In “A Civic Studies perspective on European citizens: in search for potential in the conflict surrounding TTIP” (European Politics and Society, Aug 2017, pp. 1-27), Nora Schröder provides a learned and insightful overview of Civic Studies–consistent with the core ideals of the Summer Institutes of Civic Studies–and applies it to the case of European grassroots protests against the Transatlantic Trade and Investment Partnership (TIPP).
The anti-TIPP protesters hold a view of global trade and tariffs. They also hold related opinions of what citizenship should mean in the European Union context: they favor democratic control of markets and oppose neoliberalism as a political/economic philosophy. As Schröder notes, public policy research would seek to clarify these issues, assess the impact of the protests, and perhaps provide advice to the activists. Civic Studies is different because it is explicitly normative (concerned with evaluating what is right) and because it aims to expand citizens’ capacity to influence the world for the better. It doesn’t stop with assessing whether the protesters have influence and are on the right side of the issue; it strives to increase their influence for the good. Schröder argues that Civic Studies must therefore be “bottom-up” and closely related to practice, a case also made by Sanford Schram in this volume about Civic Studies. I admire such engaged research but believe there’s also room for relatively abstract and general theory in Civic Studies–a point that Karol Soltan makes in the same volume.

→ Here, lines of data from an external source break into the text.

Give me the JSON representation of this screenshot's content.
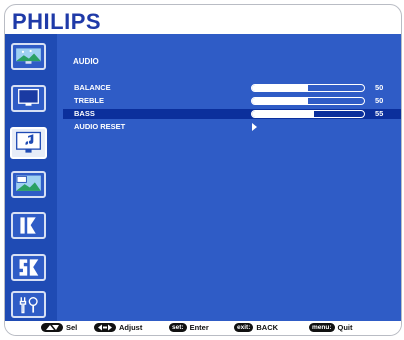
{
  "brand": "PHILIPS",
  "page_title": "AUDIO",
  "sidebar": {
    "items": [
      {
        "icon": "picture-icon"
      },
      {
        "icon": "screen-icon"
      },
      {
        "icon": "audio-icon",
        "active": true
      },
      {
        "icon": "pip-icon"
      },
      {
        "icon": "configuration1-icon"
      },
      {
        "icon": "configuration2-icon"
      },
      {
        "icon": "advanced-option-icon"
      }
    ]
  },
  "rows": [
    {
      "label": "BALANCE",
      "value": "50",
      "level": 0.5
    },
    {
      "label": "TREBLE",
      "value": "50",
      "level": 0.5
    },
    {
      "label": "BASS",
      "value": "55",
      "level": 0.55,
      "selected": true
    },
    {
      "label": "AUDIO RESET",
      "arrow": true
    }
  ],
  "footer": {
    "sel_label": "Sel",
    "adjust_label": "Adjust",
    "set_key": "set:",
    "set_label": "Enter",
    "exit_key": "exit:",
    "exit_label": "BACK",
    "menu_key": "menu:",
    "menu_label": "Quit"
  },
  "colors": {
    "brand": "#1f3aa8",
    "menu_bg": "#2f5cc6",
    "sidebar_bg": "#1f4bb4",
    "selected_row": "#0b2f9c"
  }
}
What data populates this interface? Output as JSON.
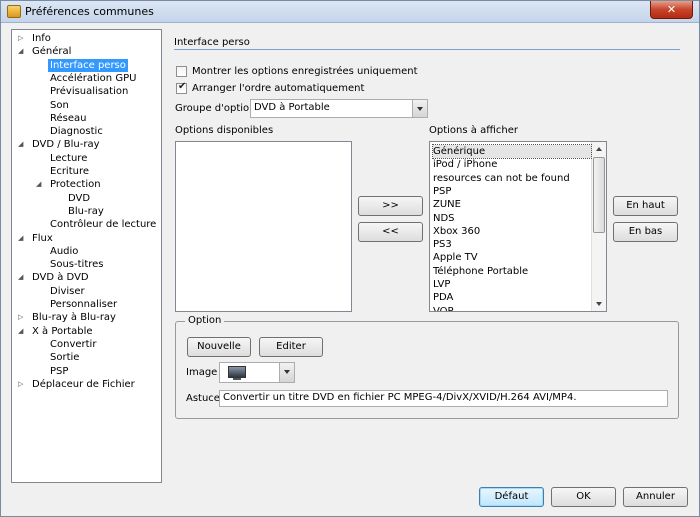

In any case, Schröder provides one of the best available summaries of Civic Studies, en route to offering some valuable thoughts about the anti-TIPP protests.